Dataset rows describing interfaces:
◇ ◇ ◇

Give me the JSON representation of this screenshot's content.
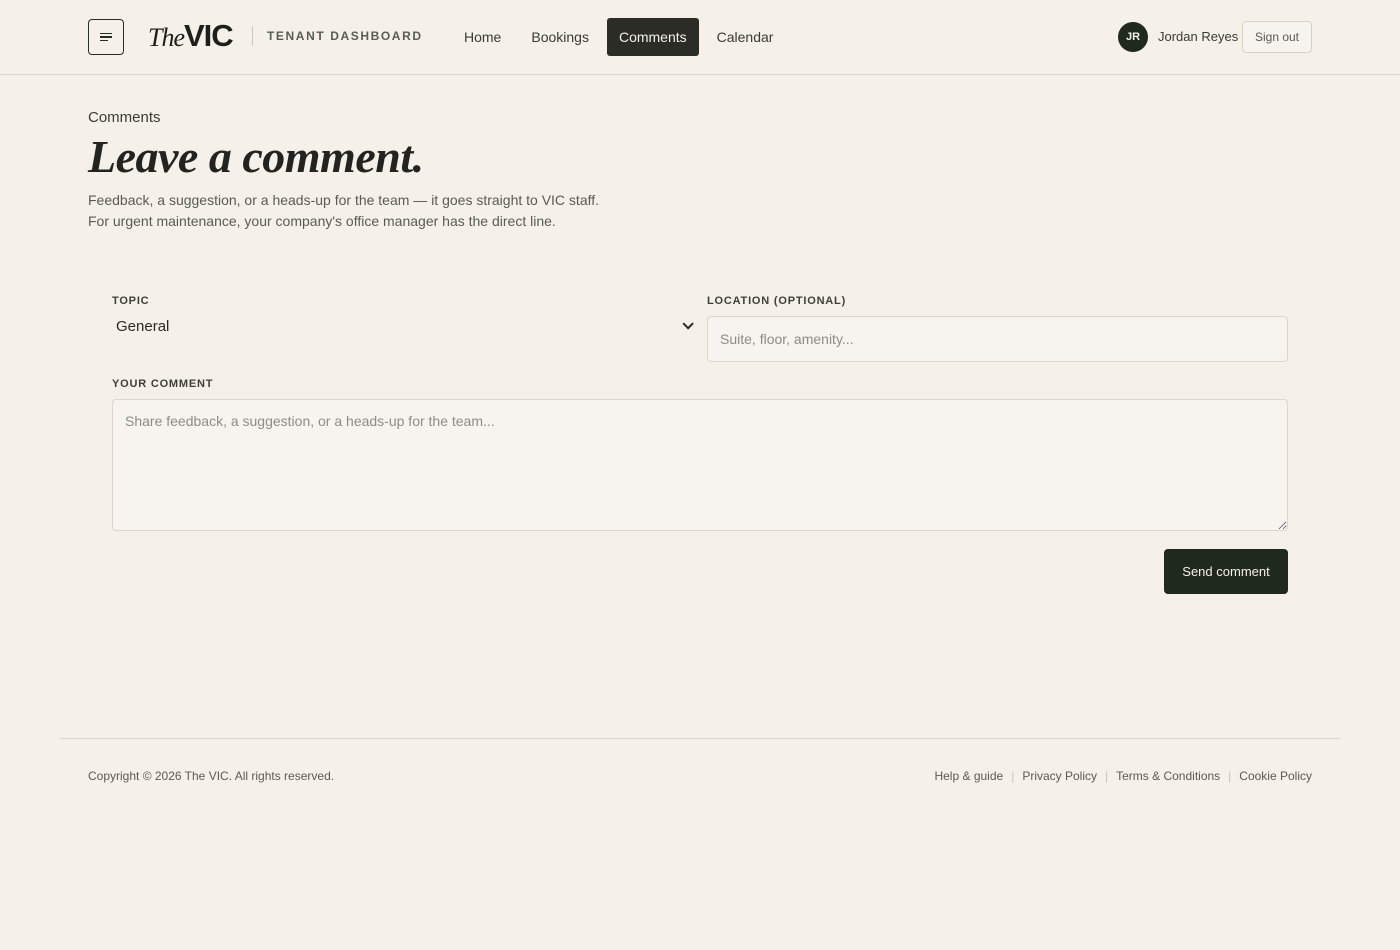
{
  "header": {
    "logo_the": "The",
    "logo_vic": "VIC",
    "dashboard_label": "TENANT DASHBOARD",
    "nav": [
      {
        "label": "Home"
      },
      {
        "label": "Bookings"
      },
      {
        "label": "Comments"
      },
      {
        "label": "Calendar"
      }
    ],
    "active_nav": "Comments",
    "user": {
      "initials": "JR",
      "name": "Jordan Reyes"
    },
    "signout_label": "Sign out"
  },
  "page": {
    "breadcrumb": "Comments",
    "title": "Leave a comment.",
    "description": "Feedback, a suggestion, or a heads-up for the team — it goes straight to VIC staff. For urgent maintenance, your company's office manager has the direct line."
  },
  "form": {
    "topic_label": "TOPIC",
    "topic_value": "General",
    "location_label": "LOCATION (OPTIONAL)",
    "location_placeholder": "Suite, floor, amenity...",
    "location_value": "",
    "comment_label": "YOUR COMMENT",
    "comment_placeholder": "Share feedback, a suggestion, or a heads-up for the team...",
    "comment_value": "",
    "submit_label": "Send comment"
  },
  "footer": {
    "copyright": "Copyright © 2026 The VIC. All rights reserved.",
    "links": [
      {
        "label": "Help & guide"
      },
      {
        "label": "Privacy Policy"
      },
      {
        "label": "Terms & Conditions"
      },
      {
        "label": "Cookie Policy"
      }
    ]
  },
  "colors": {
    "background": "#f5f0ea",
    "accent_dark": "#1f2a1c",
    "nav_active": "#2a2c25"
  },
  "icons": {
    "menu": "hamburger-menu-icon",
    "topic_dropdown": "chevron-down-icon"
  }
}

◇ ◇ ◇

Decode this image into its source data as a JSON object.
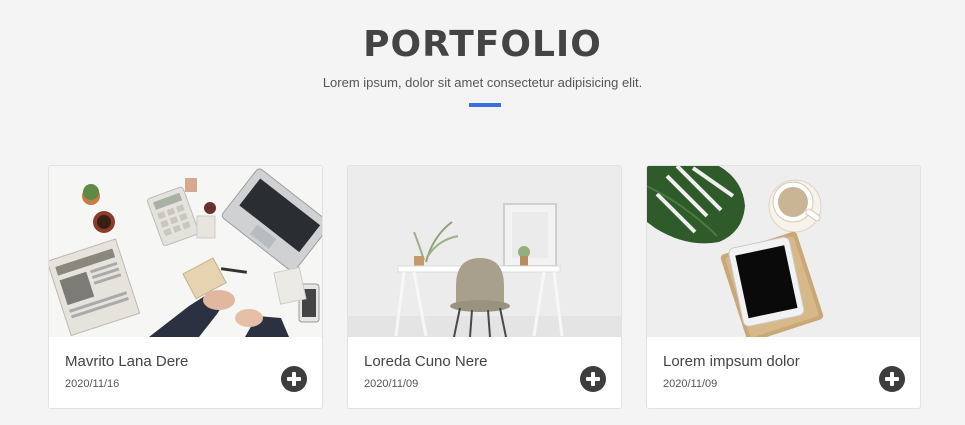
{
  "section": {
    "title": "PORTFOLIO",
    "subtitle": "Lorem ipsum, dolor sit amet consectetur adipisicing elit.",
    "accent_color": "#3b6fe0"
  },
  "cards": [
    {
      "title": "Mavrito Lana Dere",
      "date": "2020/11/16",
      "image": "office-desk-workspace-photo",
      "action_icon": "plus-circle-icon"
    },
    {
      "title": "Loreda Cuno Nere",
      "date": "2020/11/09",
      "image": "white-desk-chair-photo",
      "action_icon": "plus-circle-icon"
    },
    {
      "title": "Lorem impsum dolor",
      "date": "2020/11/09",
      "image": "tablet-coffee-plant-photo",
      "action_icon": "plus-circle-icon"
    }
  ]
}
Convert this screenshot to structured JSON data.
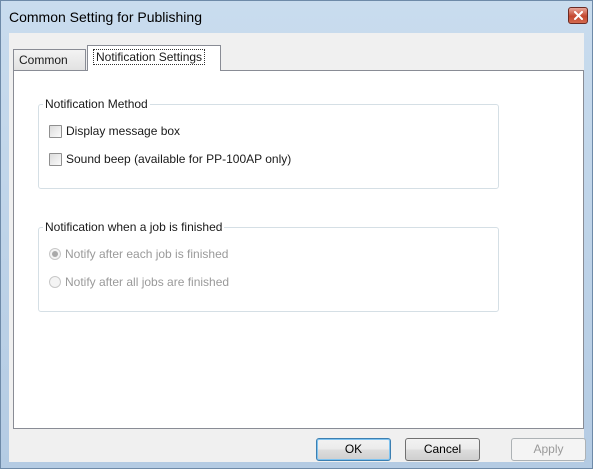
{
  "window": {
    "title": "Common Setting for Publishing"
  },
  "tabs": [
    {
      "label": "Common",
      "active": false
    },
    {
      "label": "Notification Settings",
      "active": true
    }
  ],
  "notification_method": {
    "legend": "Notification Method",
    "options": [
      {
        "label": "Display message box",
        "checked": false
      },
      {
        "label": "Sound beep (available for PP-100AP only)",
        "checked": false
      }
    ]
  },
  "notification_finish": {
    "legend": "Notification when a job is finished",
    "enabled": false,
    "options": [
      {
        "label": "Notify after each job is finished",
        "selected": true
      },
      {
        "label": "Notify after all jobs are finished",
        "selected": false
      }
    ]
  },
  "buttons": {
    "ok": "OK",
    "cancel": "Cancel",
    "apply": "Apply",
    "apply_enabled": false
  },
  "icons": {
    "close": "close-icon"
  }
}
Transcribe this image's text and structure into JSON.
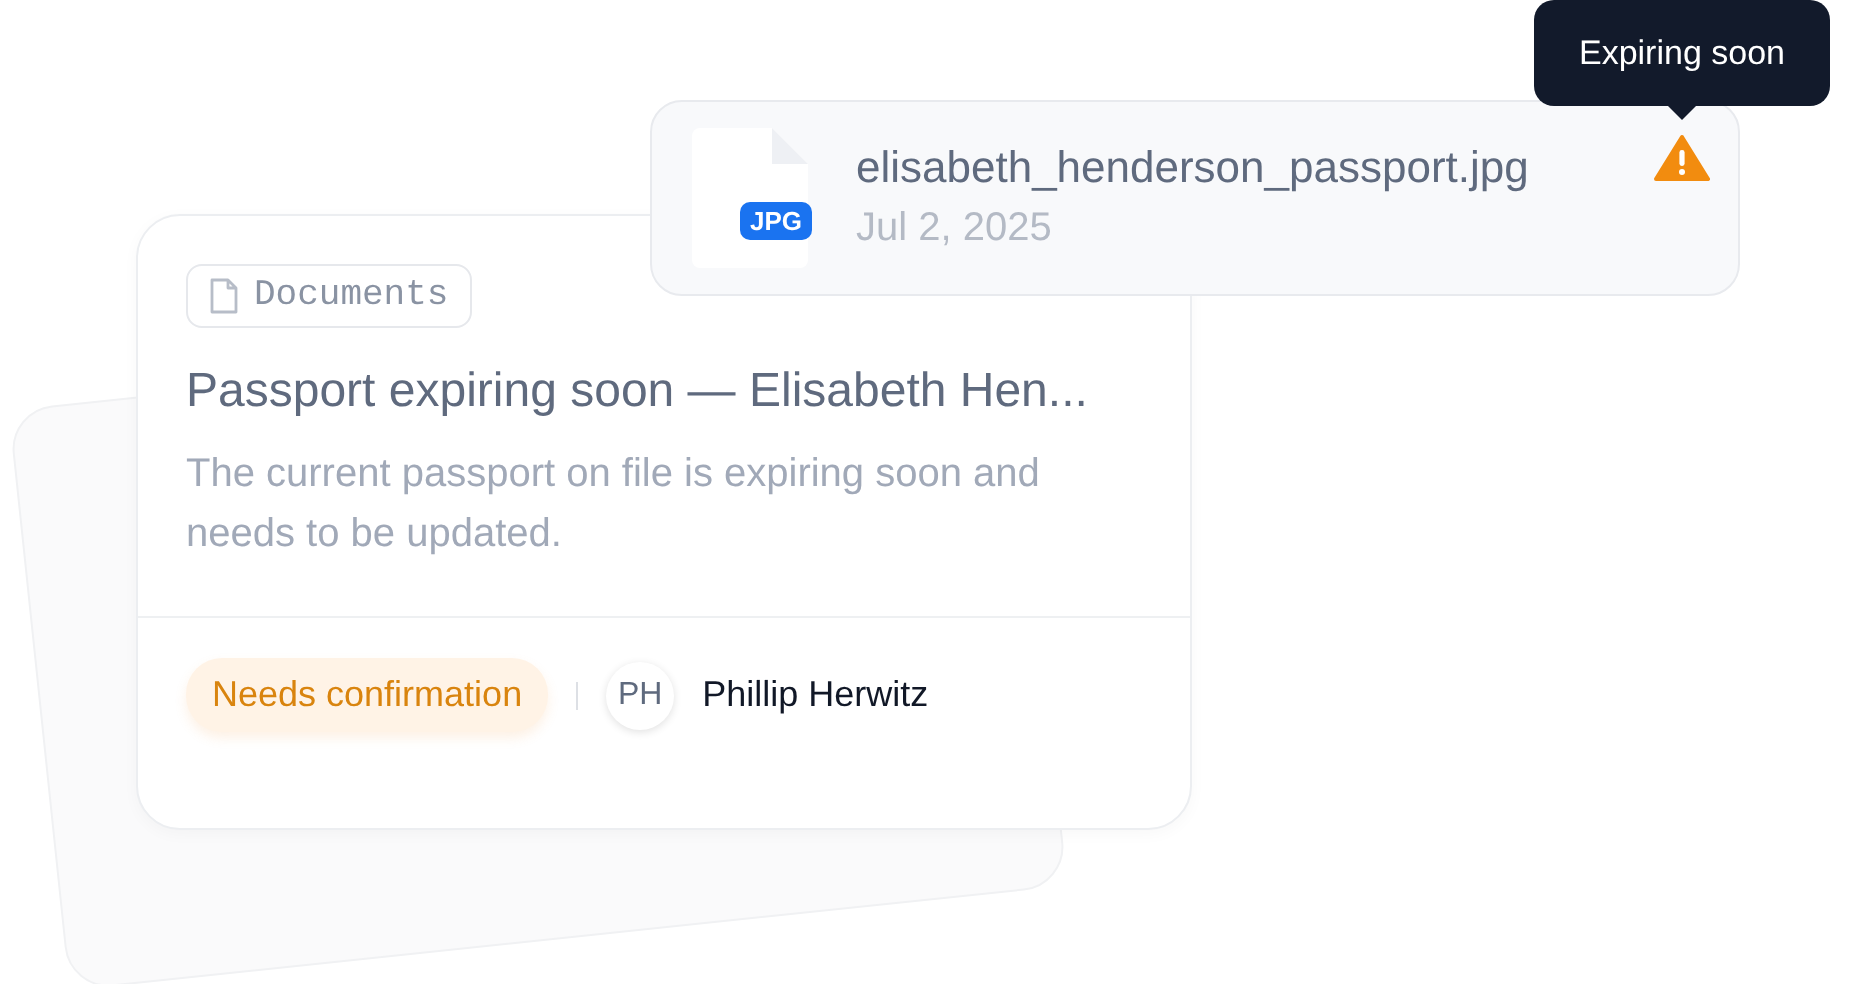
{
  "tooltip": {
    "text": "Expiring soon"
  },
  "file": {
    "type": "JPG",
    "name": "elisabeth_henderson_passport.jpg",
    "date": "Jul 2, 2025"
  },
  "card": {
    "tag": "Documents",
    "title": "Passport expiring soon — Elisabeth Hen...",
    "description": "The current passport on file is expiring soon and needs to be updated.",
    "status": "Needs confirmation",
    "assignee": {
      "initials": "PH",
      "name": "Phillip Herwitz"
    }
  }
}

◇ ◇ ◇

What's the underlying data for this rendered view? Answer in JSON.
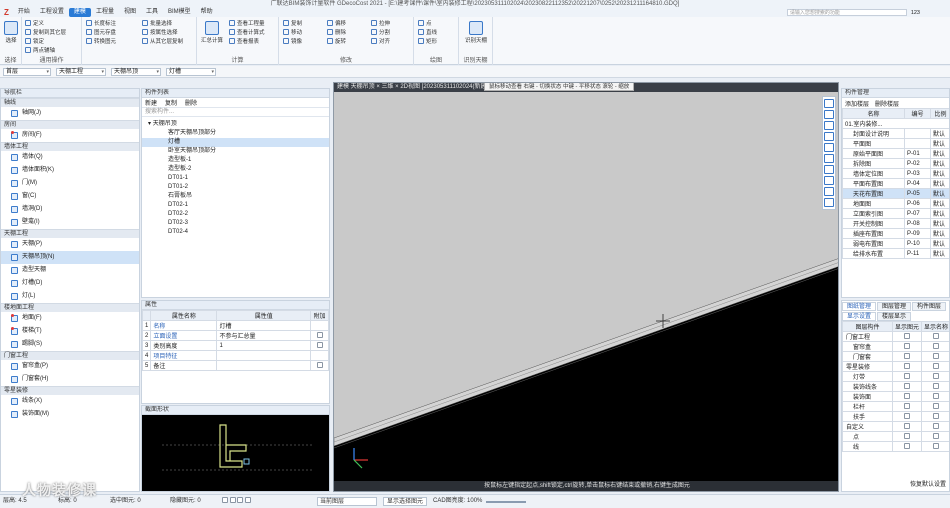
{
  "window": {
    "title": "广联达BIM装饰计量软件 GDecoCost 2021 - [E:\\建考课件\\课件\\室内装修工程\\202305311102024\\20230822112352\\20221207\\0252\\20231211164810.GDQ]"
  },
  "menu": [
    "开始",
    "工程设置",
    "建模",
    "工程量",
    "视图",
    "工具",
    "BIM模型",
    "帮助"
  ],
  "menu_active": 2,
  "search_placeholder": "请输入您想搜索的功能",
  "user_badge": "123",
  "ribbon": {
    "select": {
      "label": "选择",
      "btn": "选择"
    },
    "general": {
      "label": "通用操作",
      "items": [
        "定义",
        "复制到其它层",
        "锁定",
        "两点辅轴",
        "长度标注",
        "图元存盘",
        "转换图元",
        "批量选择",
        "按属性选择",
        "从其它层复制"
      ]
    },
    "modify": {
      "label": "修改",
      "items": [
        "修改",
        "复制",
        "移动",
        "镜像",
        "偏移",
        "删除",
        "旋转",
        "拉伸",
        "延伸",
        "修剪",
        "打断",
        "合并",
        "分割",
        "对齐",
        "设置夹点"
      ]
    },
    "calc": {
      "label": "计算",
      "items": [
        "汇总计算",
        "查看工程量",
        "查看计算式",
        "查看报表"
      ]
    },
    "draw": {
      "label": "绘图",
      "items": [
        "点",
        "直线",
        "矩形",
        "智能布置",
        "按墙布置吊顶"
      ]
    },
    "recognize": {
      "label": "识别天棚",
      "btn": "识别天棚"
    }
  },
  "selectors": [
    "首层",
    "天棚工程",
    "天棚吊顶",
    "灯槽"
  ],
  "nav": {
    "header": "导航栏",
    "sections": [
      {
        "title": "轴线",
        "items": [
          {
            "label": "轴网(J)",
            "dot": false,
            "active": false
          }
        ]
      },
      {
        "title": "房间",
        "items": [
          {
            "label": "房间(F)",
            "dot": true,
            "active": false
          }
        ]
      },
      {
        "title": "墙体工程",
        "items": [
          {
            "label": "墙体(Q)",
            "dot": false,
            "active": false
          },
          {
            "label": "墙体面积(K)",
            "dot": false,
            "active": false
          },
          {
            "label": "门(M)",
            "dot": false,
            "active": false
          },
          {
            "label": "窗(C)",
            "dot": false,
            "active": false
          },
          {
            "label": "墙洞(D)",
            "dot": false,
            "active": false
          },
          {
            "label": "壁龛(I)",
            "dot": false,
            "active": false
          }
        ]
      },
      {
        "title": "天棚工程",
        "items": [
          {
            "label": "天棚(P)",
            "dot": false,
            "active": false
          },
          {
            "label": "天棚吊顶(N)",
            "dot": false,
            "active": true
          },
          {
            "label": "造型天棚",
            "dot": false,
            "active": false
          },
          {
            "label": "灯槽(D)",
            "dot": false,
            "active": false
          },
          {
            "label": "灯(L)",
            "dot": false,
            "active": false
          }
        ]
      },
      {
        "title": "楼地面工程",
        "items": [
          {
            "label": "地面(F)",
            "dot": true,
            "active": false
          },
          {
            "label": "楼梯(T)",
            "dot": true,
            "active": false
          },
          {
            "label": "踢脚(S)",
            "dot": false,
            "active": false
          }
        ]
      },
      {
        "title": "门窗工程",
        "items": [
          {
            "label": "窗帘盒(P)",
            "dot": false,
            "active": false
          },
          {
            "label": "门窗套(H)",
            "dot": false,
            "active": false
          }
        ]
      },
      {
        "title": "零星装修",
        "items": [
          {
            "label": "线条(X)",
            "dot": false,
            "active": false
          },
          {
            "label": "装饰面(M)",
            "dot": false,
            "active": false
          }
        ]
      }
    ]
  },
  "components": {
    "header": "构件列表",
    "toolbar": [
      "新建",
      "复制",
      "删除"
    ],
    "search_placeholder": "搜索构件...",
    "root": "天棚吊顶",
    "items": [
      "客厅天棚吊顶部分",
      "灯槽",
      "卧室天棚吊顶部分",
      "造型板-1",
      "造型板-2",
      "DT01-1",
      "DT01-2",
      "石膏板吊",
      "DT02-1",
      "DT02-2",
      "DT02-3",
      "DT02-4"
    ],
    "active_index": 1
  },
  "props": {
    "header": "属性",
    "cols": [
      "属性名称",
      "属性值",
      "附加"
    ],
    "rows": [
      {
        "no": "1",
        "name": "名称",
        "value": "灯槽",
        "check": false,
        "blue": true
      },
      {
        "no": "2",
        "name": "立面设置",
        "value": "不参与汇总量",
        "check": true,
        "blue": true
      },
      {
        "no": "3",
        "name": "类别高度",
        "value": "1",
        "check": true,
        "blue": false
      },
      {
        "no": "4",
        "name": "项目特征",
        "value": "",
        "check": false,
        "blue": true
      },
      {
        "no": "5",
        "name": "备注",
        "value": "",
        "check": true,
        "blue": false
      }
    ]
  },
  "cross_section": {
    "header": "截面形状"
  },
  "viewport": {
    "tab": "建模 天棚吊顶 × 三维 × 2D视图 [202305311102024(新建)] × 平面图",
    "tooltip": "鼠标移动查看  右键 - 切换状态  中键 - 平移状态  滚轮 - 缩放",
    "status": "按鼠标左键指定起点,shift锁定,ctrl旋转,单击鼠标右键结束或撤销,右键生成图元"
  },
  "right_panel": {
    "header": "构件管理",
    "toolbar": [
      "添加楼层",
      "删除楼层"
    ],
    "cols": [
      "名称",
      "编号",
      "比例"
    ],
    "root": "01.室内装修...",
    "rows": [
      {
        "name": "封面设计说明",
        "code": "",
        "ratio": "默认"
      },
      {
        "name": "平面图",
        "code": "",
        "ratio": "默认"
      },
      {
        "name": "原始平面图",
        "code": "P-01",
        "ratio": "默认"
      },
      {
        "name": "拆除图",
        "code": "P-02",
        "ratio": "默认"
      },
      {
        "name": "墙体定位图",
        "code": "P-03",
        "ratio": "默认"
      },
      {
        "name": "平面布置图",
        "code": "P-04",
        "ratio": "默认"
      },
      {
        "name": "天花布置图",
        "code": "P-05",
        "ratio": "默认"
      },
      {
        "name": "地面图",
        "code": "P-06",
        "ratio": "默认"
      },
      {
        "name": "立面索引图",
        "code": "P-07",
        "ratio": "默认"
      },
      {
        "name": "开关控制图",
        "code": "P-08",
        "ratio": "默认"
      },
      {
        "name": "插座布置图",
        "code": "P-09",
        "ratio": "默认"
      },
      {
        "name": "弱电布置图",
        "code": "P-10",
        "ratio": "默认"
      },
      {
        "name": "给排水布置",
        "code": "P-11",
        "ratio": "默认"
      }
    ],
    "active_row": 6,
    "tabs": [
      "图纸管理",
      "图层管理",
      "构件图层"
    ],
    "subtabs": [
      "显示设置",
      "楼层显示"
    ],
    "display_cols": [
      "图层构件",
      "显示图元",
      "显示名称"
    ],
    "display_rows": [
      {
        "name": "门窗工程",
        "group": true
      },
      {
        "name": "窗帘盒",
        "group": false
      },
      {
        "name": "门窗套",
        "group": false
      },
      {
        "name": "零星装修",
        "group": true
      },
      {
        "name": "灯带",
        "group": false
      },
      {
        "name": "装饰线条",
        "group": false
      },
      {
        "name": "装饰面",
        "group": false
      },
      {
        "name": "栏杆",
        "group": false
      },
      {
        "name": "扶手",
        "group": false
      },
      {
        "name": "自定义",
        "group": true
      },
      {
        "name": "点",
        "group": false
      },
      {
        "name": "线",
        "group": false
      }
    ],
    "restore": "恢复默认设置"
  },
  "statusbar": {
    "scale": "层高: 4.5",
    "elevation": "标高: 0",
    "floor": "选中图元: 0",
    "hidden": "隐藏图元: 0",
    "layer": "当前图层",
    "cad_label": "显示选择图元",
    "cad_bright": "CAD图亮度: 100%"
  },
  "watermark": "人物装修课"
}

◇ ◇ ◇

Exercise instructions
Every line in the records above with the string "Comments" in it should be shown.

Exercise answer
        "label": "Comments"
    "active_nav": "Comments",
    "breadcrumb": "Comments",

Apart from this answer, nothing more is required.